The main aim of scientists and engineers the world over is to solve problems in efficient ways. What better way to get the solution for a problem than to observe nature? Humans have always examined nature to find out how to do things better over time. Biomimicry combines the best of both worlds!
Airplanes were inspired by birds and solar cells were built on the idea of photosynthesis in plants. Nature has shown us that it can inspire us in more than just a few ways.
Here are 8 Biomimicry technologies that could improve our lives.
Biomimicry Cancer-cure based on Viruses:
Engineers, scientists, doctors, and computer engineers are all working together to cure diseases like cancer, and one solution they have come up with involves delivering the cure to individual infected cells. They are building medical nano particles that can sniff out cancer cells, and deliver the cure to exactly the right cell, just like how viruses determine which cells to infect.
Biomimicry Termite-inspired office buildings:
Although termites are considered pests because they eat up wood and hence tear our structures down, they are one of nature’s skilled architects. Their structures captured the world’s attention when the architect of the Eastgate center in Harare, Zimbabwe built the center based on how termites built their homes. The reason behind this inspiration was that even in the heat of Africa, termite-built structures maintained the constant temperature of 31 degrees Celsius.
Biomimicry Disinfectant based on sharks:
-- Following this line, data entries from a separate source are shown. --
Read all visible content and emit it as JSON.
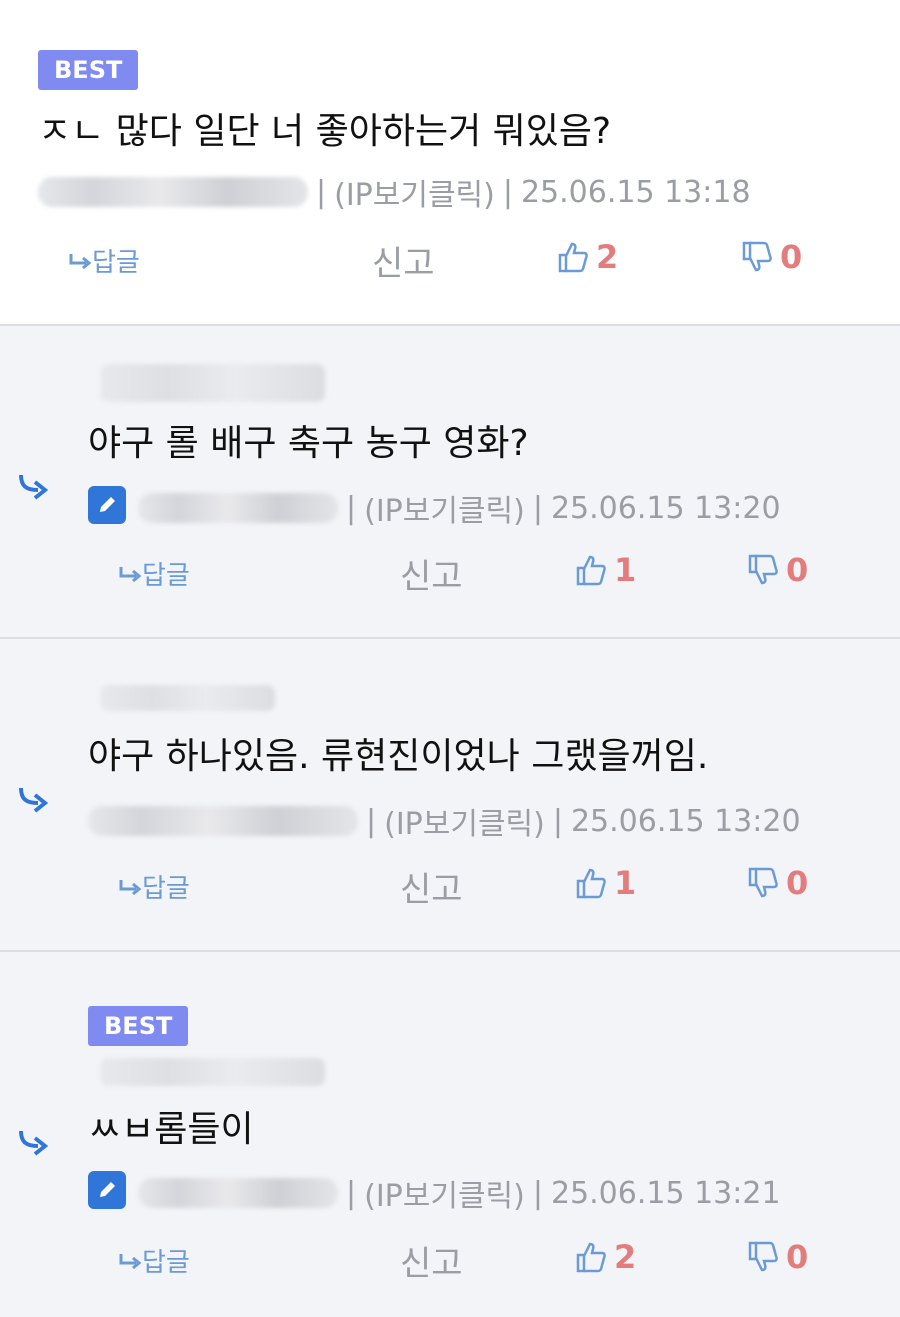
{
  "colors": {
    "accent": "#2f76d8",
    "best": "#7f8bf0",
    "vote_count": "#e37d7d",
    "icon": "#6b9bd6",
    "muted": "#9a9da4"
  },
  "comments": [
    {
      "best": "BEST",
      "text": "ㅈㄴ 많다 일단 너 좋아하는거 뭐있음?",
      "ip": "(IP보기클릭)",
      "date": "25.06.15 13:18",
      "reply": "답글",
      "report": "신고",
      "likes": "2",
      "dislikes": "0"
    },
    {
      "text": "야구 롤 배구 축구 농구 영화?",
      "ip": "(IP보기클릭)",
      "date": "25.06.15 13:20",
      "reply": "답글",
      "report": "신고",
      "likes": "1",
      "dislikes": "0"
    },
    {
      "text": "야구 하나있음. 류현진이었나 그랬을꺼임.",
      "ip": "(IP보기클릭)",
      "date": "25.06.15 13:20",
      "reply": "답글",
      "report": "신고",
      "likes": "1",
      "dislikes": "0"
    },
    {
      "best": "BEST",
      "text": "ㅆㅂ롬들이",
      "ip": "(IP보기클릭)",
      "date": "25.06.15 13:21",
      "reply": "답글",
      "report": "신고",
      "likes": "2",
      "dislikes": "0"
    }
  ],
  "separator": "|",
  "icons": {
    "reply": "reply-arrow-icon",
    "edit": "pencil-icon",
    "like": "thumbs-up-icon",
    "dislike": "thumbs-down-icon"
  }
}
The unique surface structure of sharks makes them resistant to parasites, and bacterial, as well as fungal infections. Sharks’ skin is studded with diamond-shaped structures and is hence uninhabitable to these pests. Scientists have been able to imitate this type of a structure on the surface of adhesive film and according to a report on Business Pundit; they plan to test it in schools, hospitals, and other places that vicious germs spread.
Biomimicry Solution for water scarcity from beetles:
When MIT students read about the Stenocara beetle in the Namib Desert which obtains moisture from the air, they studied the mechanism behind it. The beetle had tiny hydrophilic bumps on its back that attracted water from morning mist. It then sucked water from superhydrophobic channels on its back. The students then created a material like it, which is alternatively superhydrophilic, and superhydrophobic, which they say, can be applied to any industry.
Biomimicry Improving aerodynamics based on whales:
Scientists and engineers in 2004 came together and published a paper that had surprising findings. Apparently, the bumps on whales’ fins allowed them to achieve greater lift with lesser effort. Although the idea of seeing airplanes with bumpy wings is yet to prove itself, a company called WhalePower used this concept in its wind turbines, noticed that bumpy turbine-blades inspired by tubercles on whales’ fins reduced drag by 32% and allowed for an 8% increase in lift. Since the blades spun even at lower wind speeds, there was more power generation with less wind.
Biomimicry Display improvisation inspired by butterfly wings:
Qualcomm created Mirasol, a technology that allows the display of color without pigment, after getting the idea from tiny structures in butterfly wings. These structures had the ability to reflect colors using the extremely small supporting framework within the wings.
Biomimicry Ant-inspired autonomous navigation:
Autonomous navigation till now has not been attainable completely by robots. Either one has to have pre-installed maps, or communicate with the GPS system. However, engineers are studying ants to find a solution to this problem, since Cataglyphis ants in the Sahara desert use a visual piloting, and systematic search in combination with path integration. They hope to build robots that will mimic this behavior.
Biomimicry Self-cleaning surfaces:
Plants’ leaves have microscopic ridges that make it difficult for dirt and grime to stick to them. Self-cleaning surfaces (like paint) mimic this feature and allow dirt to wash off with little effort.
Which one do you think is the coolest? Let me know in the comment section below.
I hope you liked BioMimicry: Technologies Inspired by Nature. Don’t forget to share with your friends. The links are right below…